Sometimes the 'ssh-add' is not enough to log in without a password. It is possible that ssh is configured in such way that only a limited group of users is allowed to the machine. In this case - you need root-access to the server! - you have to change the configuration-file. Mostly you can find it as /etc/ssh/sshd_config. If the last line(s) of this file read(s): 'AllowUsers <username>', you will have to add a similar line with your own username. Don't forget to restart the ssh deamon: '/etc/init.d/sshd restart'.

Using pam_ssh module

I just want to add that one could also use the pam_ss module, available here or in the AUR to decrypt the ssh key on login and automatically start ssh-agent and add the keys. This way one would have a truely password less ssh session and in the same way not compromise security by using a passphrase less key.

I have opened a new section on using pam_ssh to descrypt a user's ssh keys upon login. My experience with PAM in general is limited, so the content currently consists of a description of pam_ssh, some basic configuration instructions, and some of the limitations of pam_ssh which I have personally encountered. — Ntwk 16:37, 18 December 2011 (EST)


The current wiki entries tells to "$ echo 'eval `ssh-agent`' >> ~/.bashrc" which will everytime spawn a new ssh-agent. I think a more elegant way is only to add the export commands of ssh-agent to the .bashrc, so one ssh-agent can be used from every shell. This could be put in a small wrapper script:

# check if ssh-agent is running
if [ -n "`ps -e|grep ssh-agent`" ];then
        echo "ssh-agent is already running" >&2
        exit 1
# get new sock and pid
agent=`ssh-agent |head -2`
# delete old sock, pid and comment
sed -i -e "/SSH_\(AUTH_SOCK\|AGENT_PID\)/d" ~/.bashrc
# insert new sock and pid for new shells
echo -e "# auto generated SSH_AUTH_SOCK and SSH_AGENT_PID" >> ~/.bashrc
echo $agent >> ~/.bashrc
# for evaluation in the current shell
echo $agent
$ eval `./` " 

this would make ssh-agent available on the current and all new shells.

Be sure you have added the key to your /etc/ssh/ssh_config:

IdentityFile path/to/key

Alternative to manual key installation

We might want to mention that there's a script called 'ssh-copy-id' which comes with OpenSSH that install your public key in a remote machine's authorized_keys.
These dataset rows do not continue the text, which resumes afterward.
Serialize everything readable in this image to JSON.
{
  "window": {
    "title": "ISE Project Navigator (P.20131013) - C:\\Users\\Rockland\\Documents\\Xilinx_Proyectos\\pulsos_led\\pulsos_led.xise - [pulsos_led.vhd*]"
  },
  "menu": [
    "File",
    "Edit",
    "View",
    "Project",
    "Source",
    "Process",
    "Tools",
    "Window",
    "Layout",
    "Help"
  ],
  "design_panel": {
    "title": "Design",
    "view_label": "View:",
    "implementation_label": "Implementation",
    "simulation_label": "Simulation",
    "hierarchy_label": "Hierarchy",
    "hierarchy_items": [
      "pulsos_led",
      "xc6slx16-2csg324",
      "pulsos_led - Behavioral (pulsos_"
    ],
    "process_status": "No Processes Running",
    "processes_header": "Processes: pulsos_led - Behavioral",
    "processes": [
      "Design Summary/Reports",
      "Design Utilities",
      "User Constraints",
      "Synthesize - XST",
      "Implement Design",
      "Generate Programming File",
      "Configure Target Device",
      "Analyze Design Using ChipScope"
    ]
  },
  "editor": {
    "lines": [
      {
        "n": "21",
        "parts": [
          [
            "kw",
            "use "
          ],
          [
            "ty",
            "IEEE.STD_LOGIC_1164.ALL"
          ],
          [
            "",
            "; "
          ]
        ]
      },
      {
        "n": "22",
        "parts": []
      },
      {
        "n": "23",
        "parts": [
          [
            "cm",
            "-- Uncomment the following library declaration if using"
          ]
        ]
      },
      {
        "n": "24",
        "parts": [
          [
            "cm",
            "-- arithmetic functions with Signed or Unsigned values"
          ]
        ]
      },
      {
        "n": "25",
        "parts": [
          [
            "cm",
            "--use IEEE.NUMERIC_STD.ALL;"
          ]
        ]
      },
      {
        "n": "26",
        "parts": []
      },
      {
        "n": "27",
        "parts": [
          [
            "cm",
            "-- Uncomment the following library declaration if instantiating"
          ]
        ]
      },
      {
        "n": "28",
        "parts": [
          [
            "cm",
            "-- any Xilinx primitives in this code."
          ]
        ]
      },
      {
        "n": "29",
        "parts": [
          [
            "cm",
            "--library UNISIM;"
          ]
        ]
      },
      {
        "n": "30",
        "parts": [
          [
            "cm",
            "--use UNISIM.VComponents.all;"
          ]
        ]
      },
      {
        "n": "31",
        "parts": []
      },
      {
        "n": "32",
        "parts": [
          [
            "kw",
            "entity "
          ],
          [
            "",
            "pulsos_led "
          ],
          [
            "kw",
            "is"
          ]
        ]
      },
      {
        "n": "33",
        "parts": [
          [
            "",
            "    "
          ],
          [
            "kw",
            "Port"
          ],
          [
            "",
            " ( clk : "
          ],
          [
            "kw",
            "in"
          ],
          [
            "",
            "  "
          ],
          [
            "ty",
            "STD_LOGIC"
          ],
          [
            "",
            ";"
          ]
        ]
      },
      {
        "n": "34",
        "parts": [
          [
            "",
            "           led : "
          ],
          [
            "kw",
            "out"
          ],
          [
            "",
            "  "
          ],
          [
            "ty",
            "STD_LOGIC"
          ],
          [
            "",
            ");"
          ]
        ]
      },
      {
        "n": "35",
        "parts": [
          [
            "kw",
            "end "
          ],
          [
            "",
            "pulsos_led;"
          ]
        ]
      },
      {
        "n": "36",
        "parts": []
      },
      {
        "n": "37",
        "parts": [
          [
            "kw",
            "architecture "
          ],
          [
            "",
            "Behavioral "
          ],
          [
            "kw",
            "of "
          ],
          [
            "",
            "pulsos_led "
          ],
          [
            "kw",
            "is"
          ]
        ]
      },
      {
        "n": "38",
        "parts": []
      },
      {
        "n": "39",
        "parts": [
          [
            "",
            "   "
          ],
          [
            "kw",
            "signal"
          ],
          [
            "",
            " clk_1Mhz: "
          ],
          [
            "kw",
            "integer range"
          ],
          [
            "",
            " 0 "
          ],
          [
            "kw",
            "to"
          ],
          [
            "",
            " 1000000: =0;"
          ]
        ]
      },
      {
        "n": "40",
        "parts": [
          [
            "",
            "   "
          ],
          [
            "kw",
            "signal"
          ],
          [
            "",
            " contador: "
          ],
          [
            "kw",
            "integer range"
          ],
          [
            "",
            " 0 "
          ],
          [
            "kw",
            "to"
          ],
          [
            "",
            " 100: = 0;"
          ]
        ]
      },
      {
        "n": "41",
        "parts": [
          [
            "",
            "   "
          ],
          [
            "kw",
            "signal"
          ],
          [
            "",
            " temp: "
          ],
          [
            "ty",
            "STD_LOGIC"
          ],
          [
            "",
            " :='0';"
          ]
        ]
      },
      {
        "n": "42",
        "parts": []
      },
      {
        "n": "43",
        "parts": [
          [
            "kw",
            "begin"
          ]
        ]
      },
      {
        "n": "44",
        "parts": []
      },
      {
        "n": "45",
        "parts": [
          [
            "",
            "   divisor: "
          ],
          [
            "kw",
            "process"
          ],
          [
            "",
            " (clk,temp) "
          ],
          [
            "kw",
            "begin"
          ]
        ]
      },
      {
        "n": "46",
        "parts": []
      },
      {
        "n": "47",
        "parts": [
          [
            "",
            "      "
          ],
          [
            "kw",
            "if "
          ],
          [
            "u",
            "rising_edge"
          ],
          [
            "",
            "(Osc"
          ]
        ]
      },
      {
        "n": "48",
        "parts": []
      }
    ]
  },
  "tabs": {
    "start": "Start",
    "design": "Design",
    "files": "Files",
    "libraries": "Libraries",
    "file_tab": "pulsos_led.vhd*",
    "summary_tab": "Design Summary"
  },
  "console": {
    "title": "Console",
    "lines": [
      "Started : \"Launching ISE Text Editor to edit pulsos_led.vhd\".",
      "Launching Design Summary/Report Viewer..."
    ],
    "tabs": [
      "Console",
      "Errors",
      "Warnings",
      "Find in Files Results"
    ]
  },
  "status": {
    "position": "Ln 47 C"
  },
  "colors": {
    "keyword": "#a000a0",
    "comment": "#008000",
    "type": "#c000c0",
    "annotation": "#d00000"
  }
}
There's a few caveat with it (it changes permissions of the user home directory, which should be a no-op in most situations; see the man page of ssh-copy-id -- and it also tells the user to make sure the script hasn't added extra keys, which might be a bit confusing for some).

The article currently gives a description of how to use ssh-copy-id as well providing instructions on how to manually copy your pivate key to the remote server. I can't find any mention of ssh-copy-id altering file or directory permissions on the remote server. On the contrary, the ssh-copy-id man page dated 14 November 1999 currently included in the OpenSSH man page states that it "does not modify the permissions of any pre-existing files of directories." — Ntwk 11:22, 21 December 2011 (EST)